Singing songs is one of these poor folks' favorite daily pleasures, from songs about hooch to songs about old folk tales and superstitions. The Allens' house has a whole wall of musical instruments. Song is more than cheer, though – it's fate. The story a song tells – and whether it's sung to the end, or interrupted – matters a great deal in this odd world.
Another favorite activity, of course, is sex, without which – as in much of life – there'd be no story to tell. The youngsters indulge in it in spite of the powerful presence of the Church, which is represented by the charismatic Preacher Haggler (Jake Thomas). Jessica Howell, as Ms. Metcalf, adorably plays up her character's crush on the Preacher, quite stealing her scenes. Yet not much worse can be said of a person than that "she pleasured herself [referring to sex, not masturbation] before she were married."

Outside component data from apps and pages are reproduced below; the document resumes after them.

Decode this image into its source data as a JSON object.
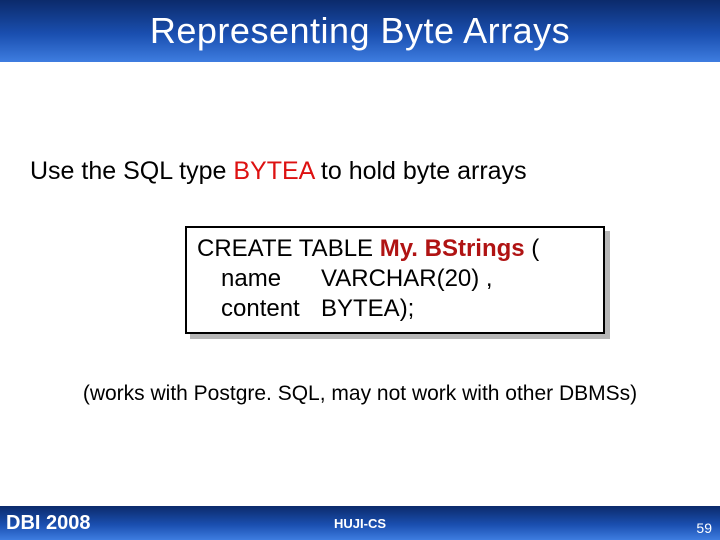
{
  "title": "Representing Byte Arrays",
  "intro": {
    "pre": "Use the SQL type ",
    "kw": "BYTEA",
    "post": " to hold byte arrays"
  },
  "code": {
    "l1_pre": "CREATE TABLE ",
    "l1_tbl": "My. BStrings",
    "l1_post": " (",
    "l2_col": "name",
    "l2_type": "VARCHAR(20) ,",
    "l3_col": "content",
    "l3_type": "BYTEA);"
  },
  "note": "(works with Postgre. SQL, may not work with other DBMSs)",
  "footer": {
    "left": "DBI 2008",
    "center": "HUJI-CS",
    "page": "59"
  }
}
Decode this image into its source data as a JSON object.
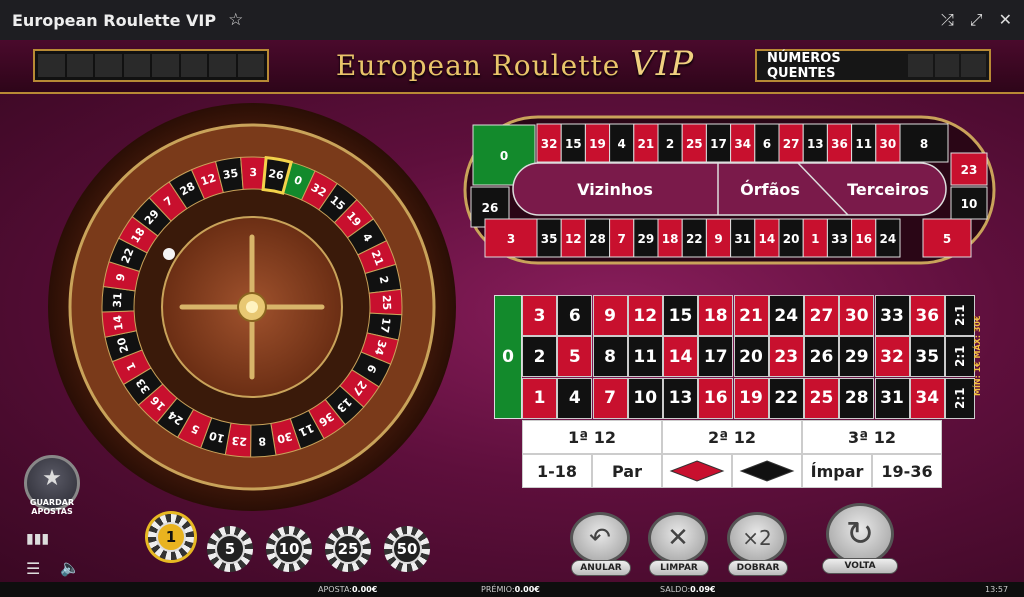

And that is the sin of Barbara Allen, who is played by the radiant Sarah Hayes Donnell with pitch-perfect characterization. The adults' overweening desire to see Barbara married – not for her happiness, but for their own honor – helps enable the love story and spreads the responsibility for everything that happens – like in Romeo and Juliet.
The supporting cast find the nuances in their characters, too. It's too big a cast to mention them all. Barbara's brother Floyd (Brendan Norton) is an endearing whiner, and Matthew Hadley does nicely as John's rival, a pugilistic tough who is also easily frightened. Amanda Peck is funny and fiery as the reluctantly religious Edna Summey, and Katey Parker and Chris Masullo find the complexities in the elder Allens (though they look too young for the roles).
This play is often looked down on as a confused work with plebian sentiments, but in this interpretation, its only significant flaw is a second-act plot convolution on the supernatural side of things which delays the ending – which, when it comes, is played most feelingly by Donnell and Dunham. On the whole the show is a smashing success. Colorful and effectively paced staging, good acting, and youthful energy march this offbeat play right into time, and into tune. The result is a big, cathartic drama, messy with the joy, the mystery, and the love of theater.
Through July 7 at chashama (217 E. 42 St, NYC). Tickets online at Smarttix or call 212-279-4200.